For my part, I have primarily been using the OFO bikes. These are easily identifiable given their bright yellow color. They are a standard three-speed “cruiser” style bike. The model is selected with an eye toward durability - internal gear hubs and drum brakes make for limited maintenance. Each bike has fenders, a chain guard, and a front basket to make them friendly towards the utility rider. The OFO app also offered the first week for free which meant, given my time limited trip, I would pay nothing for my usage on this particular trip.
The city itself does offer cycling lanes in some of the streets, but otherwise offers a somewhat confusing picture of where cycles can be ridden. In the gaslight district, for example - an historic potion of town offering multiple shops and restaurants - where to ride is unclear. There don’t appear to reliably be bike lanes in the streets, but the sidewalks offer no visible prohibition on bikes either. There are areas where signs are placed forbidding cycles, but these often occur suddenly in pathways that appear to have welcomed the machines just prior, leaving one with uncertain choices. In addition, when one dismounts to walk a bike, and is then passed by multiple people on electric scooters riding along on the same path it’s hard not to feel a little bitter - do they not qualify for the same restriction? (spoiler alert - they not only qualify, but more so...)
This article from the San Diego Union-Tribune from this spring suggests that non-electric bikes are allowed on sidewalks, but that electric items - scooters and e-bikes - are not. That article was published in March of 2018, suggesting that the dockless Bike sharing programs are a relatively new phenomenon for the city.
In general, it’s better to ride in the street where one can, to be certain, and I’m honestly surprised to find that San Diego doesn’t ban bikes on the sidewalks - this is certainly common practice in the Midwest. It will be interesting to see how the city adjusts to the influx of casual riders (who, one suspects, are probably more likely to want to be on the sidewalks) having ready access to a bicycle at whim. One suspects that the local laws may be adjusted as their experience with these questions increases.
For my part, it was nice to have a ride readily available while away from home.
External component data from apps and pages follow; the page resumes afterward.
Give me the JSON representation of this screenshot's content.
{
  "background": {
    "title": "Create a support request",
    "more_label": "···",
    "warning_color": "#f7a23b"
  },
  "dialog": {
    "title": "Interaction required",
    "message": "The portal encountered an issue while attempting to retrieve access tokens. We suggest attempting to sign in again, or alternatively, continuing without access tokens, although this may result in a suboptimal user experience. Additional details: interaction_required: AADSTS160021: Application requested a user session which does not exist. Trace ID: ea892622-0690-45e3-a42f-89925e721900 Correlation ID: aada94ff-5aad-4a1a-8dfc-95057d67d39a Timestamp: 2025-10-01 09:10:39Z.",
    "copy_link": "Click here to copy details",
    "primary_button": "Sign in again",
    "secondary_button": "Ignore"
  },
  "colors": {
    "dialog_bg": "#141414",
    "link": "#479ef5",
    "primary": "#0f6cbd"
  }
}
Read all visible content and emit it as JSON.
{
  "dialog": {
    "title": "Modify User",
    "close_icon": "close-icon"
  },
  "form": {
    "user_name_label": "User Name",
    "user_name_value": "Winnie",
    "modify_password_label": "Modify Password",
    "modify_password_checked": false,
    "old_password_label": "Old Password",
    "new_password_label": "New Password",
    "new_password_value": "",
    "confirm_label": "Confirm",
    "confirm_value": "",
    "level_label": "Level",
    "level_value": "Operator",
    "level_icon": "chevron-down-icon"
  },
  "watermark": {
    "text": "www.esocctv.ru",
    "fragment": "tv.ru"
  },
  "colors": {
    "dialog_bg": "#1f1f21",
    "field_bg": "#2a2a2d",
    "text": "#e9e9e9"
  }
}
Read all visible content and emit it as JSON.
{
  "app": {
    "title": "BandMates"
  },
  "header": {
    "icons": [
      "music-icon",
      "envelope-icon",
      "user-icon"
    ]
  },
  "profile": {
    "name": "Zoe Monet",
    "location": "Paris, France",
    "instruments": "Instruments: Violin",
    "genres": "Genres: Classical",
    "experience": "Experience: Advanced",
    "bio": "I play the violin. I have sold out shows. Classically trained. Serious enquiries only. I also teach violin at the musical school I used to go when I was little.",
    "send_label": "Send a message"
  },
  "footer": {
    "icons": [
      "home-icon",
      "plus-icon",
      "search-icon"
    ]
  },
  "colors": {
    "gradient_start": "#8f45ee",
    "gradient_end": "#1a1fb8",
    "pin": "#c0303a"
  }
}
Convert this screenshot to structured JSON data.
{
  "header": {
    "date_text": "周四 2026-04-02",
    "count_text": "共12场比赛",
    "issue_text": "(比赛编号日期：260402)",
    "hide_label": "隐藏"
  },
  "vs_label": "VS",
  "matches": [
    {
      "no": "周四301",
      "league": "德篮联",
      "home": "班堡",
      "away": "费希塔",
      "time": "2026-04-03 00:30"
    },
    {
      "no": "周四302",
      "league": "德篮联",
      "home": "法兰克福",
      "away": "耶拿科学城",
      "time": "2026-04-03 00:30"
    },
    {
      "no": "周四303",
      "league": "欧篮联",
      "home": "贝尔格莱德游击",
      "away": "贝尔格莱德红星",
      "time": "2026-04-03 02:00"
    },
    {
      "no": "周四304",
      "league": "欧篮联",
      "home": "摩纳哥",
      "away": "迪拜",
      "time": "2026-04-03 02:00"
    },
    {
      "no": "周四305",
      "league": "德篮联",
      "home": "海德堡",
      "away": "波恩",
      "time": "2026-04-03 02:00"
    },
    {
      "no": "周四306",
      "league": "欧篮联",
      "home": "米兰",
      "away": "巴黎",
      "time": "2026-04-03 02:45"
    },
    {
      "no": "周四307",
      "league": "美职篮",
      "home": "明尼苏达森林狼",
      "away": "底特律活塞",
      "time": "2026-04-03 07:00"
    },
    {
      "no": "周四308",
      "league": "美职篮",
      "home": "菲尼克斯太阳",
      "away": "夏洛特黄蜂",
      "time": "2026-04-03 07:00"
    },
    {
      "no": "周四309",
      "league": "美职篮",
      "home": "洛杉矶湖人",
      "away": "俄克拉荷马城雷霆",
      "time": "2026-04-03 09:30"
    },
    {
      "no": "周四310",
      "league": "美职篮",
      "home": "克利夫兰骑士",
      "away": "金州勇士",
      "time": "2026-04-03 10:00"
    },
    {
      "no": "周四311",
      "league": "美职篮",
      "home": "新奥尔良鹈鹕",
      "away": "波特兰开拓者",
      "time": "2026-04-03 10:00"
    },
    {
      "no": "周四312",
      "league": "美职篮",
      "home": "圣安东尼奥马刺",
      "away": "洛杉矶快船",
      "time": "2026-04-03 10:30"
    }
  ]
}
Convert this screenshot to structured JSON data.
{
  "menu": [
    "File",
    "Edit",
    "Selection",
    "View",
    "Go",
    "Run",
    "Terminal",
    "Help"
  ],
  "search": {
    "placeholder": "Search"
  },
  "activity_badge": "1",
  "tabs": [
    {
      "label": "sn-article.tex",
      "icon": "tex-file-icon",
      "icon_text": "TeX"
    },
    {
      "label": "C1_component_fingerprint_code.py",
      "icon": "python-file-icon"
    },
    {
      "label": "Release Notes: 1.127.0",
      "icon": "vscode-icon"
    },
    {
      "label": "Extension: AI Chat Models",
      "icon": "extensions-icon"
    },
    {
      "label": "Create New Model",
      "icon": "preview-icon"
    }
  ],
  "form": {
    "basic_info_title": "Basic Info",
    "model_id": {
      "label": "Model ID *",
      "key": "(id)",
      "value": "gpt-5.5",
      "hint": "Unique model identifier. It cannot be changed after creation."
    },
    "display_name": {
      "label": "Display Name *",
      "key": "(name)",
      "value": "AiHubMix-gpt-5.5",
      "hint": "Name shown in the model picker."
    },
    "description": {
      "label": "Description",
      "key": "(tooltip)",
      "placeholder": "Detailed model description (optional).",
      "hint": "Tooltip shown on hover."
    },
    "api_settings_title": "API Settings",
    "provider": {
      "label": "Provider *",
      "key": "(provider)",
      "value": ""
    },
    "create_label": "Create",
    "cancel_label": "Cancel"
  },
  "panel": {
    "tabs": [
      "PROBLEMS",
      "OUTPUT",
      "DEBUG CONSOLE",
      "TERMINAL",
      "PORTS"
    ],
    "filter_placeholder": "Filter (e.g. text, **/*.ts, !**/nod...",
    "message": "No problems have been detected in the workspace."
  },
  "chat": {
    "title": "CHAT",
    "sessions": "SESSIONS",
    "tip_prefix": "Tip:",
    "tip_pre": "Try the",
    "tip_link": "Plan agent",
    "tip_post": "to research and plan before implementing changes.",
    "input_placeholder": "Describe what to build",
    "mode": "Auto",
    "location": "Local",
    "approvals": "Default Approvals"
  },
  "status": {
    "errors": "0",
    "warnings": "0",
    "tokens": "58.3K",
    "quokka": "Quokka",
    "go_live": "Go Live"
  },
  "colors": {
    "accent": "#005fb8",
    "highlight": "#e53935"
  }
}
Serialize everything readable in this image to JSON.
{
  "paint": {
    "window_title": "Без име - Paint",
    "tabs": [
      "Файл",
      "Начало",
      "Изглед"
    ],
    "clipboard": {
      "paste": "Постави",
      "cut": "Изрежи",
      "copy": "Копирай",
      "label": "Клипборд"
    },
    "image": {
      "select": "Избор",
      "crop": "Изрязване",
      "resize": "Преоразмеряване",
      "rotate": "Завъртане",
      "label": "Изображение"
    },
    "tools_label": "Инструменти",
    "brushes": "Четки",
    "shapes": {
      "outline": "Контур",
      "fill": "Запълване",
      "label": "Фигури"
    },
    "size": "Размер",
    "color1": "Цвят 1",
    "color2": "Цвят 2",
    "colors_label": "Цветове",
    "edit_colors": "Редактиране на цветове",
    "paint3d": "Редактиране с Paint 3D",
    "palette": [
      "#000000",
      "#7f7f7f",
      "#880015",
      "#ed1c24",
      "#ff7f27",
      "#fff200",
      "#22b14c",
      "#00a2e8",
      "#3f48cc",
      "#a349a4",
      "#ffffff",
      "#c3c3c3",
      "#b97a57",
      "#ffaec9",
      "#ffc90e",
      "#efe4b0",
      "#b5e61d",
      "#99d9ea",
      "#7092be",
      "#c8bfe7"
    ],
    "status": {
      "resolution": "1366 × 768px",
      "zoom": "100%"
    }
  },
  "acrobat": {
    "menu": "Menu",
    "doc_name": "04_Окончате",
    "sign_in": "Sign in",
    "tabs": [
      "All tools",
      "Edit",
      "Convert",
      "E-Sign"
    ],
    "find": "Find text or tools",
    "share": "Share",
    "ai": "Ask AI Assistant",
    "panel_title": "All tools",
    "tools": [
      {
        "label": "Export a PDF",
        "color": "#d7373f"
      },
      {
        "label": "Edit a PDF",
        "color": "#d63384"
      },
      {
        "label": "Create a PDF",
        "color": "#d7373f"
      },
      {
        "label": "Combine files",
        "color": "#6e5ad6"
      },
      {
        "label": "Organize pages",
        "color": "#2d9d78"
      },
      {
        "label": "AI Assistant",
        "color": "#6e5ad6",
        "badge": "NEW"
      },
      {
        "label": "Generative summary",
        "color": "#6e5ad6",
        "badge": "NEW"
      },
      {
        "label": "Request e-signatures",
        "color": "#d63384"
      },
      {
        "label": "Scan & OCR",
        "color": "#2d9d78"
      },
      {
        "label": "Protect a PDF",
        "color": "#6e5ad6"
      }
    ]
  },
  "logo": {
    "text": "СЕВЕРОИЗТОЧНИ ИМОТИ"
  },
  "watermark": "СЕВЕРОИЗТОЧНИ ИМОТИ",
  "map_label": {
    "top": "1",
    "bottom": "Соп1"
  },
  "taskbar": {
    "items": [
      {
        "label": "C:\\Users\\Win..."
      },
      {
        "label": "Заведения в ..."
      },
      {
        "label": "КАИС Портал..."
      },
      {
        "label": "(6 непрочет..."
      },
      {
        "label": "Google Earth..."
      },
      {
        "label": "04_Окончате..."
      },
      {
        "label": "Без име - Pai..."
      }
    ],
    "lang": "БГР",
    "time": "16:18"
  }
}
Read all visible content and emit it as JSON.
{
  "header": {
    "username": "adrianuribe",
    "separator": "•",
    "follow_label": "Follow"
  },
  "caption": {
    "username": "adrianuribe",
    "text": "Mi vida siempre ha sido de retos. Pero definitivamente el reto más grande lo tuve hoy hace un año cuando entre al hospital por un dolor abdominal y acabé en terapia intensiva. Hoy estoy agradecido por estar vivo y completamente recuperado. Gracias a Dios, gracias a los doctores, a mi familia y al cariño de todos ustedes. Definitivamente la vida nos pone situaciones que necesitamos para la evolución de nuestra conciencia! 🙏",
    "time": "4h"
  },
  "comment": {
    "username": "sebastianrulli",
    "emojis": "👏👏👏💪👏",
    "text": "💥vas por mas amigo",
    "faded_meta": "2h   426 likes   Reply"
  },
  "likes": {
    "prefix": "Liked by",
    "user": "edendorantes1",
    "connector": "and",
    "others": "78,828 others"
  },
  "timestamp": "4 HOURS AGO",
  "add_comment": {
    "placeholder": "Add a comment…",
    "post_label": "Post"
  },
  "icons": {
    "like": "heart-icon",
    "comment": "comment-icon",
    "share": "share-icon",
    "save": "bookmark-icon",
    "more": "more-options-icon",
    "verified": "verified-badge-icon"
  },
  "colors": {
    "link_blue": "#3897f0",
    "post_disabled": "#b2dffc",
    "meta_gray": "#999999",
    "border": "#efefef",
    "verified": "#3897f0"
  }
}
Of course, it would have been ideal for me if one of the companies would have offered a recumbent trike to rent, but that might be a bit much to ask. I suppose I can get by on an upright for a few days.